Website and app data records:

________________________

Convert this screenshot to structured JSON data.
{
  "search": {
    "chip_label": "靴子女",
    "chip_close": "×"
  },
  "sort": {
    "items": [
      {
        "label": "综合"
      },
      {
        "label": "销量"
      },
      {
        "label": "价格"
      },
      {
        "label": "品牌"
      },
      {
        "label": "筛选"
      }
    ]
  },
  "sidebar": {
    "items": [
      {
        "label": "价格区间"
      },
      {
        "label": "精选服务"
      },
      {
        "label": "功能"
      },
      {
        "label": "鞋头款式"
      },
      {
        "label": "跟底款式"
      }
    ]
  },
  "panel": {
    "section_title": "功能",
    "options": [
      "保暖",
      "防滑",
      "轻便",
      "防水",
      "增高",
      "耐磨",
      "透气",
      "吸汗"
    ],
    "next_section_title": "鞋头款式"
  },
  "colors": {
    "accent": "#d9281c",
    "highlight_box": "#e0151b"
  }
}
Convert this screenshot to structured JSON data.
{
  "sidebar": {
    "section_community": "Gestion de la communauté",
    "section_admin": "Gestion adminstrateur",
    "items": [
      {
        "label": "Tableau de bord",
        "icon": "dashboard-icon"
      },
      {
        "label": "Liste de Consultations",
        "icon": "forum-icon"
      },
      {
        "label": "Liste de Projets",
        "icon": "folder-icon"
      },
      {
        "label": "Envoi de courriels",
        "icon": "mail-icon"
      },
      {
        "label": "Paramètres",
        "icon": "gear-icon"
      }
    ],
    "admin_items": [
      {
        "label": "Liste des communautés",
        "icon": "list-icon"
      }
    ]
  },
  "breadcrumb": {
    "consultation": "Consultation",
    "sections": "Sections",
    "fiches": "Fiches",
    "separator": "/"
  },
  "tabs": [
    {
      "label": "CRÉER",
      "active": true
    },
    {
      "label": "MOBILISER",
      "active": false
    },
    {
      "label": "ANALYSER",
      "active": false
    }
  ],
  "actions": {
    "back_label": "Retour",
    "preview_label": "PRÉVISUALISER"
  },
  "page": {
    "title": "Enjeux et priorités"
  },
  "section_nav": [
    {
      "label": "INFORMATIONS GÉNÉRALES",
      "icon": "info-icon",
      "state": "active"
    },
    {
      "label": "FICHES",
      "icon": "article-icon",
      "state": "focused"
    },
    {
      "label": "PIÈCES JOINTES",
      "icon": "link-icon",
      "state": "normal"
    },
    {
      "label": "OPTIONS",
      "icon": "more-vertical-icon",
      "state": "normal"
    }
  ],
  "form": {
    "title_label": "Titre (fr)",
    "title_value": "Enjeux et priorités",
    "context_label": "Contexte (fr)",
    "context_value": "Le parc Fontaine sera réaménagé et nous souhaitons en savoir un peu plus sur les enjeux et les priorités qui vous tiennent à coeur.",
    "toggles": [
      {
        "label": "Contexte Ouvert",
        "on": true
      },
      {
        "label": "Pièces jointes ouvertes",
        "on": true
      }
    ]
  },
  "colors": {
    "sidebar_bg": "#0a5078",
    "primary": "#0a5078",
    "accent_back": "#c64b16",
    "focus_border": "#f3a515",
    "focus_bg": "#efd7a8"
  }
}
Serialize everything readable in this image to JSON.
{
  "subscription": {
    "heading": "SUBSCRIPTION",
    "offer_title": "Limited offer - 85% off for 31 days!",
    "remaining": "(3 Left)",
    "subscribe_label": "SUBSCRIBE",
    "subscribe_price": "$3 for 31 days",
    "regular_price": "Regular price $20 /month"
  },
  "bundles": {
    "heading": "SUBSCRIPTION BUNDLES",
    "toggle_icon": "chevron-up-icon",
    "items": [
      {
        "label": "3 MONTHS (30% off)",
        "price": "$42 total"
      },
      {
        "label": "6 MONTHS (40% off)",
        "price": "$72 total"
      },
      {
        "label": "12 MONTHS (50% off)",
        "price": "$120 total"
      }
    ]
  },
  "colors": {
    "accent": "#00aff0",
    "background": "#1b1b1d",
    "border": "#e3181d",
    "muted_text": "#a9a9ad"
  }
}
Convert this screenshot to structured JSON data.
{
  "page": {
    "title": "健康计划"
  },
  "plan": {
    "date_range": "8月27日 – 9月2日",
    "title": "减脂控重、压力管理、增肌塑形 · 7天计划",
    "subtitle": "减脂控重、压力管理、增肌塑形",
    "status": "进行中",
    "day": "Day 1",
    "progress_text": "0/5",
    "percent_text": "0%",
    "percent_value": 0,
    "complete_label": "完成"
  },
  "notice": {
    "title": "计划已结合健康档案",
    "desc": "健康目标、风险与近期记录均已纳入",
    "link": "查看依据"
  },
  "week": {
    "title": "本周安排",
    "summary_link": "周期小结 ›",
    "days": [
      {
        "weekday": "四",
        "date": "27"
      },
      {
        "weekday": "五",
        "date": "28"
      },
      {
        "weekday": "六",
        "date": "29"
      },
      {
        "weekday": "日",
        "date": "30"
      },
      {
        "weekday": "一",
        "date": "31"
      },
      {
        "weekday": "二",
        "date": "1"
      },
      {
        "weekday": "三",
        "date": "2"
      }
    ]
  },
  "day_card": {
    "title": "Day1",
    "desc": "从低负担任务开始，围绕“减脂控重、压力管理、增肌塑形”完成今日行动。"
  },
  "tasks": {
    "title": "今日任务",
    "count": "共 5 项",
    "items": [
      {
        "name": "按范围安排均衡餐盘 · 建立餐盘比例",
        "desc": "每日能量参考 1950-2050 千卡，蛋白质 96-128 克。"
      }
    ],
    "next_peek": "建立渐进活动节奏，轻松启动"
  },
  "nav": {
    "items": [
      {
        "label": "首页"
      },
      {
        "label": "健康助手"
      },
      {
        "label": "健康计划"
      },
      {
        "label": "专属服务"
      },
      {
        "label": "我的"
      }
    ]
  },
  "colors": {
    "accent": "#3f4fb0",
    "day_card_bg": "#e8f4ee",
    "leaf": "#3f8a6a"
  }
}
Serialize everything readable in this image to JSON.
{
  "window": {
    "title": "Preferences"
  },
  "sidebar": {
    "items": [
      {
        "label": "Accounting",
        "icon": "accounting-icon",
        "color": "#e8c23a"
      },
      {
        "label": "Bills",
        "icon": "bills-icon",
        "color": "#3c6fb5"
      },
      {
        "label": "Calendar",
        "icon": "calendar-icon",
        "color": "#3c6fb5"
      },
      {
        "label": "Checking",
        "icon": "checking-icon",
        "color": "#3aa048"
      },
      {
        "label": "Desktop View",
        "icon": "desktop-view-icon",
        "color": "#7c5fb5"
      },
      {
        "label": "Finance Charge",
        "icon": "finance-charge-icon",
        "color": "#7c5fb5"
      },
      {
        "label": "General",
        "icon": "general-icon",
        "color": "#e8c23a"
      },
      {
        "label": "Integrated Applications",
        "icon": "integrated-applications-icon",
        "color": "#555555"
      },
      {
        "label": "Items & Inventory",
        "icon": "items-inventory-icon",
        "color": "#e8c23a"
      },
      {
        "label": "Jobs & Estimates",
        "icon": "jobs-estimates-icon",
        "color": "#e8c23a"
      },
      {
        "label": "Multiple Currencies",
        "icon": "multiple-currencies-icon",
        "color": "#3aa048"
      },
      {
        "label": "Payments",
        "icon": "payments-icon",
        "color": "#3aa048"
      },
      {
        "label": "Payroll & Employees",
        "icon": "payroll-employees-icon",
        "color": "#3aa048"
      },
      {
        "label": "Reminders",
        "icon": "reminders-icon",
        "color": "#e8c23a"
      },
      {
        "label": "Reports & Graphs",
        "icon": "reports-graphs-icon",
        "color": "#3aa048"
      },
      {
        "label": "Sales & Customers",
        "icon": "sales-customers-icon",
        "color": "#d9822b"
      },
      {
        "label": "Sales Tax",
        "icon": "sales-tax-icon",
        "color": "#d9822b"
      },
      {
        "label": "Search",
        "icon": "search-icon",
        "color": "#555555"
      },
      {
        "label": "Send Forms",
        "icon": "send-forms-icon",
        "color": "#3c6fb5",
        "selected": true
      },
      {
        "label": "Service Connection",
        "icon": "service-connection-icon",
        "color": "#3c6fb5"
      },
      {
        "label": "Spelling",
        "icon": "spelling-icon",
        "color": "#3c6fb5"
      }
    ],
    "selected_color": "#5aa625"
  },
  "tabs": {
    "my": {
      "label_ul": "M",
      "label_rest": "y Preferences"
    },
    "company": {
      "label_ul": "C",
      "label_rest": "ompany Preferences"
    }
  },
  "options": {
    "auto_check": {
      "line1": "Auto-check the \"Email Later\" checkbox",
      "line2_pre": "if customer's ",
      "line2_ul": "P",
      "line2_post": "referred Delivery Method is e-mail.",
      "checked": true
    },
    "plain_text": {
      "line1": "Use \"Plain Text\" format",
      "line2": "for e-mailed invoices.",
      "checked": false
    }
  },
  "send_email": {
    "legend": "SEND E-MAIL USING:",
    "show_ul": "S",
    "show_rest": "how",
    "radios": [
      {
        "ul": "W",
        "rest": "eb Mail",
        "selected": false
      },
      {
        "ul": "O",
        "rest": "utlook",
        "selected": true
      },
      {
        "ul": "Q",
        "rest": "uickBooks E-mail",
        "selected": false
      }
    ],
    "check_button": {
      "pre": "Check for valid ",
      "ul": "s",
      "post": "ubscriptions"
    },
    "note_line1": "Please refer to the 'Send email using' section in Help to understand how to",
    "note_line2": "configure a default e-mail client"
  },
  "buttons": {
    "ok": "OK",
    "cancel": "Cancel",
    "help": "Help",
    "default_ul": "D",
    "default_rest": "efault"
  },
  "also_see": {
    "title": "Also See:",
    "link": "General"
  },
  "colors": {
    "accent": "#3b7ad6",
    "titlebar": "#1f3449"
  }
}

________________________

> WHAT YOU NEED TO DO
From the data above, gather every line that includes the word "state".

> SOLUTION BELOW
      "state": "active"
      "state": "focused"
      "state": "normal"
      "state": "normal"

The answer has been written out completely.